Students in the intermediate grades are developing more abstract understandings of many mathematical principles, and they begin to be able to see connections from one dimension of math to another, such as the relationship between fractions and decimals or area and multiplication. Teachers continue to extend these understandings through the use of manipulatives as needed, interactive whiteboard lessons, frequent guided and individual practice, and other research-based practices for math instruction. In third grade, students will continue to build their number sense, developing an understanding of fractions as parts of whole numbers. They will develop a foundation for multiplication and division and apply problem-solving skills and strategies to solve word problems. Students will also explore of the area of a rectangle and other aspects of measurement. In fourth grade, students will use all four operations to solve word problems, including problems involving measurement of volume, mass, and time. Students will continue to build their understanding of fractions—creating equal fractions, comparing the size of fractions, adding and subtracting fractions, and multiplying fractions by whole numbers. They will also start to explore the relationship between fractions and decimals. In fifth grade, students will expand their understanding of place value by working with decimals up to the thousandths place. Students will also add, subtract, multiply and divide fractions with like and unlike denominators. They will continue to expand their geometry and measurement skills, learning the concept of volume and measuring the volume of a solid figure.

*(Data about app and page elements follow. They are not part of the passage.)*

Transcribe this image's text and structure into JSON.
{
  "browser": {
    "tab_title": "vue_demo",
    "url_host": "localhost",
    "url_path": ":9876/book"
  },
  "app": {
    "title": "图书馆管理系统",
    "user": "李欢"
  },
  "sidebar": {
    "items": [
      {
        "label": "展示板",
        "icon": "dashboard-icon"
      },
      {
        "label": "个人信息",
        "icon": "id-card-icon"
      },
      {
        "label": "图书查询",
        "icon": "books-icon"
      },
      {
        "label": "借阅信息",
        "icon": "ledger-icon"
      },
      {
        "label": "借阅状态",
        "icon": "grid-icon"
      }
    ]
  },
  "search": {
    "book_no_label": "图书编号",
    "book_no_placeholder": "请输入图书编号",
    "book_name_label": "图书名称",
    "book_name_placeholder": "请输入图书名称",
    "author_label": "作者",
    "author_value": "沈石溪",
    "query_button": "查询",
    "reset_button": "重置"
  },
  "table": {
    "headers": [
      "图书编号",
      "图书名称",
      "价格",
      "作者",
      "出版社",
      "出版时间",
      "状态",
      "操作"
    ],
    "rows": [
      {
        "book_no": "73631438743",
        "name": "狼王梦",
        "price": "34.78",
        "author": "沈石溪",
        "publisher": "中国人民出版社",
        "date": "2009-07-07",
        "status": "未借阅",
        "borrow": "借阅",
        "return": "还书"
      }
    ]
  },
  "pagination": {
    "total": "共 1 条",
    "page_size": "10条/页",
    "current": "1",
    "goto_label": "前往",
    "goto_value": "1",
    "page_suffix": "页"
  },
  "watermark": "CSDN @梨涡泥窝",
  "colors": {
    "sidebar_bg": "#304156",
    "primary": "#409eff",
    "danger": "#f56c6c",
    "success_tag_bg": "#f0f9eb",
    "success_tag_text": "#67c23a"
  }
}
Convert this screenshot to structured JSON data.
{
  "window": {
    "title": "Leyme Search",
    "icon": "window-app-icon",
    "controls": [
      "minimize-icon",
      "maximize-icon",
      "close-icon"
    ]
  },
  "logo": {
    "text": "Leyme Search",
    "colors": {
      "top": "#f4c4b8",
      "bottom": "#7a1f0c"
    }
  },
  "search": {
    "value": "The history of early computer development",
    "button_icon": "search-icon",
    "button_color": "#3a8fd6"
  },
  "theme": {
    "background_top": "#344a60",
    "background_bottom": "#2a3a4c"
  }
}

Students are encouraged to find ways to apply their mathematical understandings to the world outside of their classroom as a means of reinforcement. Teachers also support students in developing the perseverance and problem solving skills necessary for success with future math concepts.